About a dozen different species of these destructive moths occur in North America and are common throughout the continent, feeding on many different ornamental and forest trees including conifers, oak, ash, poplar, and fruit trees. Heavy infestations are capable of completely defoliating large trees. Egg masses deposited on the bark of the tree overwinter with larvae hatching in mid to late spring, coinciding with bud break on the host tree. Adult moths will be present during the summer months and there usually is a single generation each year.
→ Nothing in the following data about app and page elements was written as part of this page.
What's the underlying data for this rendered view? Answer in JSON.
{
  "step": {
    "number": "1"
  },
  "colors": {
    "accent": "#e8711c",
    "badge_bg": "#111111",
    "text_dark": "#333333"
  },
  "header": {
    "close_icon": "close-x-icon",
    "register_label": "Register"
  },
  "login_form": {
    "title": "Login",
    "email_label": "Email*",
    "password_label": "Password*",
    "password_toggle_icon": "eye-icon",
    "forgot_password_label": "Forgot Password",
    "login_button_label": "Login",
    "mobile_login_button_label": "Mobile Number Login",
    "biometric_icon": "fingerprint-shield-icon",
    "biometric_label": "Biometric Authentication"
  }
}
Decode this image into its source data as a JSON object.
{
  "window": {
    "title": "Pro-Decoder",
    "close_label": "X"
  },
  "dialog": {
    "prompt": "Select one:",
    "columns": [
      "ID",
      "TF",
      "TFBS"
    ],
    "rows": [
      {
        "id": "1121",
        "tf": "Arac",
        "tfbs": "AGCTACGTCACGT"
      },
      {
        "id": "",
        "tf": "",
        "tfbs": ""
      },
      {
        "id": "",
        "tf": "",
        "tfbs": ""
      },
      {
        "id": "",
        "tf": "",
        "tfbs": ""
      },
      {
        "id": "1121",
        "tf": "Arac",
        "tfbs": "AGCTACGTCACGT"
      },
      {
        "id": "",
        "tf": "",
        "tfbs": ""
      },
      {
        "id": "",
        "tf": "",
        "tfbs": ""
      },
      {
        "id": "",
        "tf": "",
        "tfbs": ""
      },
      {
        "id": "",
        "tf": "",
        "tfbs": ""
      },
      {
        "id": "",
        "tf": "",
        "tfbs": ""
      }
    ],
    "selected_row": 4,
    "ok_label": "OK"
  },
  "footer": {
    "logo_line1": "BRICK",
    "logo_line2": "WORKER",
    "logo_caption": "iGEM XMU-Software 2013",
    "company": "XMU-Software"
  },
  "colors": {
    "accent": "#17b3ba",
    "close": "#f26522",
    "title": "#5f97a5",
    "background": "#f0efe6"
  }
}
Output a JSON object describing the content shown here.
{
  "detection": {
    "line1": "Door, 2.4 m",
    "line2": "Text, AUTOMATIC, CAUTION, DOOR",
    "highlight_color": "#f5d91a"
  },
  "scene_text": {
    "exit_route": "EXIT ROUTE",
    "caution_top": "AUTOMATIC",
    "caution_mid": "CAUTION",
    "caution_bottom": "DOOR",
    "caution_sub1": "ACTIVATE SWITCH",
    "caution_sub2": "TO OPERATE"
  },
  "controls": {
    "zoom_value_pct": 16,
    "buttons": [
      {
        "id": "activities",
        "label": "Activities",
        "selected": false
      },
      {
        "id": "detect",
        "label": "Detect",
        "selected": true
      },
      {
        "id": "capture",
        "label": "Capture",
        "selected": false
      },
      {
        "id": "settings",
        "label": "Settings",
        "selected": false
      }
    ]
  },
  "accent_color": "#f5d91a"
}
The use of chemical sprays is often necessary to kill the larvae, including both synthetic insecticides as well as natural materials such as Bacillus thuringiensis. Sprays should be directed onto the larvae when first noticed on the foliage. A few larvae only on a tree will not cause significant damage and an insecticide treatment may not be warranted.